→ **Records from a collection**
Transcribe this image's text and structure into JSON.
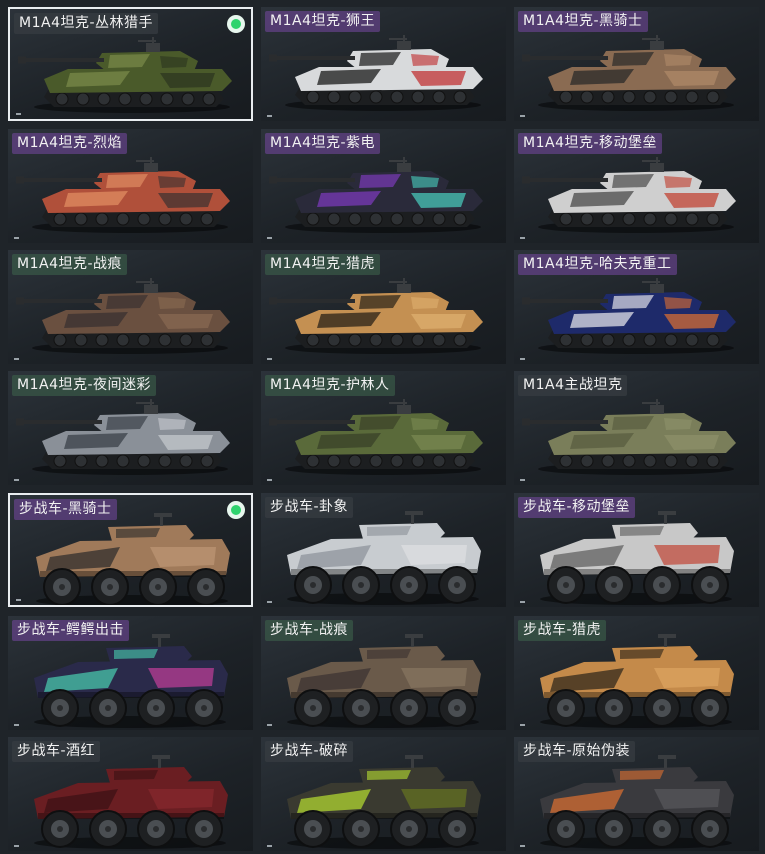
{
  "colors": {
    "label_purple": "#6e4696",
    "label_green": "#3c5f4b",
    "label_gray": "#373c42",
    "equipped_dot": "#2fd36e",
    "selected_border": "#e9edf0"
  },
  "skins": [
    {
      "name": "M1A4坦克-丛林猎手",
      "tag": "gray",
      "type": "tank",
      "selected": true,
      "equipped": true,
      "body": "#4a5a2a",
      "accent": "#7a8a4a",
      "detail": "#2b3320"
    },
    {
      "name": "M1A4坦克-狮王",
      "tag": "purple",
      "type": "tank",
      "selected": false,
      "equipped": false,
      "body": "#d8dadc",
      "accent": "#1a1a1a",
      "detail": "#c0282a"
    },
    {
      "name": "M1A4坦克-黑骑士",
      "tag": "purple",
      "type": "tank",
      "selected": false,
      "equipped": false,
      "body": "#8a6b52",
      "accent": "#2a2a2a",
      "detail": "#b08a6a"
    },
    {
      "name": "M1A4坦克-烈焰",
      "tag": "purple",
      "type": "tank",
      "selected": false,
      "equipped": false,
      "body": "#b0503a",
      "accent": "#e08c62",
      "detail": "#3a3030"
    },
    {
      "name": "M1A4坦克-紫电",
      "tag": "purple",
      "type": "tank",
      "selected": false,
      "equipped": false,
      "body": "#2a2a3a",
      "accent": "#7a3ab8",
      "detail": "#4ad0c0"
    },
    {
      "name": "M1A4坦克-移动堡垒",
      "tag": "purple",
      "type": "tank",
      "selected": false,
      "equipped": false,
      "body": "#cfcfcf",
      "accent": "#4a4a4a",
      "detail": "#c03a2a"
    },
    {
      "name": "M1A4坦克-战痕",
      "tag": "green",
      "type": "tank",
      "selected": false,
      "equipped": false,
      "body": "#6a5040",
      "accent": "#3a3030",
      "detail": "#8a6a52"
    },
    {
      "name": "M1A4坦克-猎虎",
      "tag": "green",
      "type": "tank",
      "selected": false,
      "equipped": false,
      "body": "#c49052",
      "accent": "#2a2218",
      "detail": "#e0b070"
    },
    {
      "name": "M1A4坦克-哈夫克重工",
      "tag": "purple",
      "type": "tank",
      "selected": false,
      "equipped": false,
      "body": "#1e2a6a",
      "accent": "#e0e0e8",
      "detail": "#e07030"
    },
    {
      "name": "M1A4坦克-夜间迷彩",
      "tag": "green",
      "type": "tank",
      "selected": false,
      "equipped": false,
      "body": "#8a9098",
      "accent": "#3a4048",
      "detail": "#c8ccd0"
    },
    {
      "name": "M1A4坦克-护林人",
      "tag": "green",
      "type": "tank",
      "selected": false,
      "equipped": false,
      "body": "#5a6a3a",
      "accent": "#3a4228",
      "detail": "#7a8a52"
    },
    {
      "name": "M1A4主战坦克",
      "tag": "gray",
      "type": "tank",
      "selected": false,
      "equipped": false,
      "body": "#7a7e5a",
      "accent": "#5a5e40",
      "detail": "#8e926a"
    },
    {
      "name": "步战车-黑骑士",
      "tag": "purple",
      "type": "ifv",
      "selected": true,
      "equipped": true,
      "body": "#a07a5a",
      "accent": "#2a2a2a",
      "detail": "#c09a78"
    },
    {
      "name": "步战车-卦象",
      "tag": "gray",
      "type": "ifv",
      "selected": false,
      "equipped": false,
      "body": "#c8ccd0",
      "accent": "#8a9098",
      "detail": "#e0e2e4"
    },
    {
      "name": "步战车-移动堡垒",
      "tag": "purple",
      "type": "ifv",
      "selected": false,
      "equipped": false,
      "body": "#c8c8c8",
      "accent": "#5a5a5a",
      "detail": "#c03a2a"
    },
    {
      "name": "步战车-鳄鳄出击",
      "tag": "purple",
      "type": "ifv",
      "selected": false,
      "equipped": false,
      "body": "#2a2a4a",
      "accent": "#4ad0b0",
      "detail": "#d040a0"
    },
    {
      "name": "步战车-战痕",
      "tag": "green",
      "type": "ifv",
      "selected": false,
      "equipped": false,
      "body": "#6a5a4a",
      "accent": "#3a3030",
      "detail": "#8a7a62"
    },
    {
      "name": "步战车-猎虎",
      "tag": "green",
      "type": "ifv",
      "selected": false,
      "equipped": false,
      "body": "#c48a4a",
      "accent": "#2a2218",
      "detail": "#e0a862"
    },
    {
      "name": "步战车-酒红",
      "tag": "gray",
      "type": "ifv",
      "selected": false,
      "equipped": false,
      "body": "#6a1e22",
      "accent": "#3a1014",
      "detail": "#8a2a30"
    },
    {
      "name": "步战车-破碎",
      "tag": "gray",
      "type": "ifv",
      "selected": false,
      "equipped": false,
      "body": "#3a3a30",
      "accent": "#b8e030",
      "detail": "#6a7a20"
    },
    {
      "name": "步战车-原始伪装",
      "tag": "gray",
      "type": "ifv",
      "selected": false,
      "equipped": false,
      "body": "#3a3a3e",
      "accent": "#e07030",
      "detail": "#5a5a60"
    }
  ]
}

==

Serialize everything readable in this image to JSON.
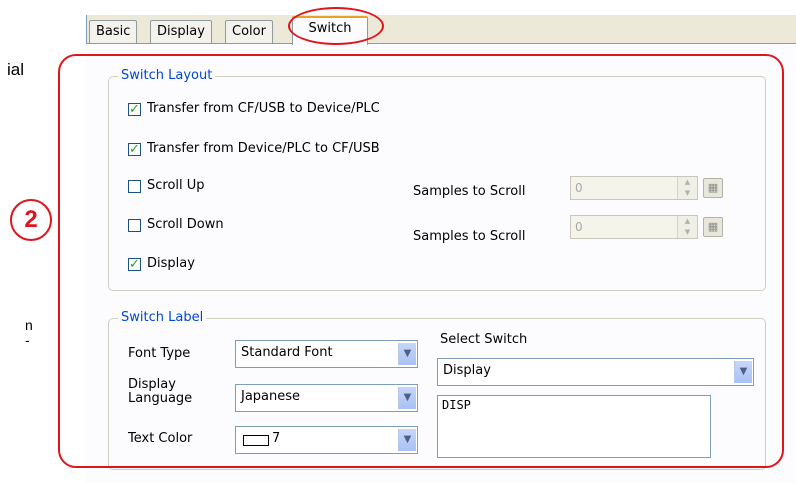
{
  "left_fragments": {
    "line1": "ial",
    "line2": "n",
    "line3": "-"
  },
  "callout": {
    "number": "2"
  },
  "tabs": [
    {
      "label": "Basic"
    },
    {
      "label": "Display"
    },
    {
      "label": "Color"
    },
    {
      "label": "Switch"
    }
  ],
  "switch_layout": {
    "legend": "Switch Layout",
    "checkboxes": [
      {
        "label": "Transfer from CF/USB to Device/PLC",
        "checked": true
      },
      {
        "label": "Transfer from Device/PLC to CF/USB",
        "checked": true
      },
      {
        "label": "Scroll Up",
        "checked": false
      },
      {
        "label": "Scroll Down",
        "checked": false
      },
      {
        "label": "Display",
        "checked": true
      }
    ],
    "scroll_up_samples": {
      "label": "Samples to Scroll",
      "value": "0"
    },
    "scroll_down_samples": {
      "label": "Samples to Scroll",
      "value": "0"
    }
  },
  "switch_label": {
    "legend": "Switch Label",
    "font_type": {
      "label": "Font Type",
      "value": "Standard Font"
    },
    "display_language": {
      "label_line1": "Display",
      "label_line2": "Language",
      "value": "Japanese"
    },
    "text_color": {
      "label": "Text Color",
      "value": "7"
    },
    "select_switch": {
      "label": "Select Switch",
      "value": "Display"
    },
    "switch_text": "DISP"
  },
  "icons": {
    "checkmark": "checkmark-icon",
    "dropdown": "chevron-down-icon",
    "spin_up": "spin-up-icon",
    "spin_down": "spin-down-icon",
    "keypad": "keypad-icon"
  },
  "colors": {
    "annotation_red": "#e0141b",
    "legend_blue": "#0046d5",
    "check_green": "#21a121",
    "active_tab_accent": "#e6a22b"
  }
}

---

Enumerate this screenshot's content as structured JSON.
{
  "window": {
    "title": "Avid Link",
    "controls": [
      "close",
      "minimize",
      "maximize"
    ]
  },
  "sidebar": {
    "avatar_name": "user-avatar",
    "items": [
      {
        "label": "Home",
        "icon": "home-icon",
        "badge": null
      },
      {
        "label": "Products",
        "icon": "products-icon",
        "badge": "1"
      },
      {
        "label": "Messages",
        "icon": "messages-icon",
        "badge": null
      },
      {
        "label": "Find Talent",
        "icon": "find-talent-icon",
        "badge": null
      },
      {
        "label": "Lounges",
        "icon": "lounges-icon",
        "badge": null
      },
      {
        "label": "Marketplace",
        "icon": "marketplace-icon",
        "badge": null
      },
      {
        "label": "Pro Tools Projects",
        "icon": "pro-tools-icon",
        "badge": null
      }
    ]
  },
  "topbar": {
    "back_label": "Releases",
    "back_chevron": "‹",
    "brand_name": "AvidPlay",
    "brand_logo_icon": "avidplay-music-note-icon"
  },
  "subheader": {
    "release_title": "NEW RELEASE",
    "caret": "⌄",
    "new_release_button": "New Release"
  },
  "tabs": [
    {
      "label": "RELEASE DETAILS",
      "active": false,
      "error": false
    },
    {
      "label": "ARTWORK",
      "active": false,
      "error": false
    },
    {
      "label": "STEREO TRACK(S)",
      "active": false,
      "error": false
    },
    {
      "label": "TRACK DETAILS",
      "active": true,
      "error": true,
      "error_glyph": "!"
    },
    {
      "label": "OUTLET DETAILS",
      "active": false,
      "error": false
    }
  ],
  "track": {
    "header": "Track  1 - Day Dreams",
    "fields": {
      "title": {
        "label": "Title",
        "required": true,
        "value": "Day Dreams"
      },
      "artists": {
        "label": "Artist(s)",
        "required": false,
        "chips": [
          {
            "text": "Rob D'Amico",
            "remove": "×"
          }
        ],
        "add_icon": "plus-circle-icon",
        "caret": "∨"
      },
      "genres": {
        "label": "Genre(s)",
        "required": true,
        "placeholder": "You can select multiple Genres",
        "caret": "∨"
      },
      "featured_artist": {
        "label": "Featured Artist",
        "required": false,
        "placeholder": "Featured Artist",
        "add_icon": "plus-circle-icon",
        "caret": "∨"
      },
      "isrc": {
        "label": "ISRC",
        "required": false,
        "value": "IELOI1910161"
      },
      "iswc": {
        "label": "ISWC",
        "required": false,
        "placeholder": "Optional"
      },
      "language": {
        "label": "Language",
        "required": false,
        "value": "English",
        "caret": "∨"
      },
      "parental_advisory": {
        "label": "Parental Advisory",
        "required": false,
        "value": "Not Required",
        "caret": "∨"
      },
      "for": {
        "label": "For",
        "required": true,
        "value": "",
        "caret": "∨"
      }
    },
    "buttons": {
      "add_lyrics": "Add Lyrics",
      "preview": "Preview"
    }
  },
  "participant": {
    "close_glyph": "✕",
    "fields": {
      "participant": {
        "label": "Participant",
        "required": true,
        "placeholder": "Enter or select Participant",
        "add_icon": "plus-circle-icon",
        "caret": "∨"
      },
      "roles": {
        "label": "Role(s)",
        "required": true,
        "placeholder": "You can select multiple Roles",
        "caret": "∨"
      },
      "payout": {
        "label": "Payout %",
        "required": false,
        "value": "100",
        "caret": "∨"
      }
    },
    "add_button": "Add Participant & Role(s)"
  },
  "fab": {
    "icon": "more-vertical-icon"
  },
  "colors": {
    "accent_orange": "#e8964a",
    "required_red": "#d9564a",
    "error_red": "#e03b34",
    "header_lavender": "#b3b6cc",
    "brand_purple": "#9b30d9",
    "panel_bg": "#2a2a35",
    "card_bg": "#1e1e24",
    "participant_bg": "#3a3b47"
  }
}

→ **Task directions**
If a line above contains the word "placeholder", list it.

→ **Exercise result**
        "placeholder": "You can select multiple Genres",
        "placeholder": "Featured Artist",
        "placeholder": "Optional"
        "placeholder": "Enter or select Participant",
        "placeholder": "You can select multiple Roles",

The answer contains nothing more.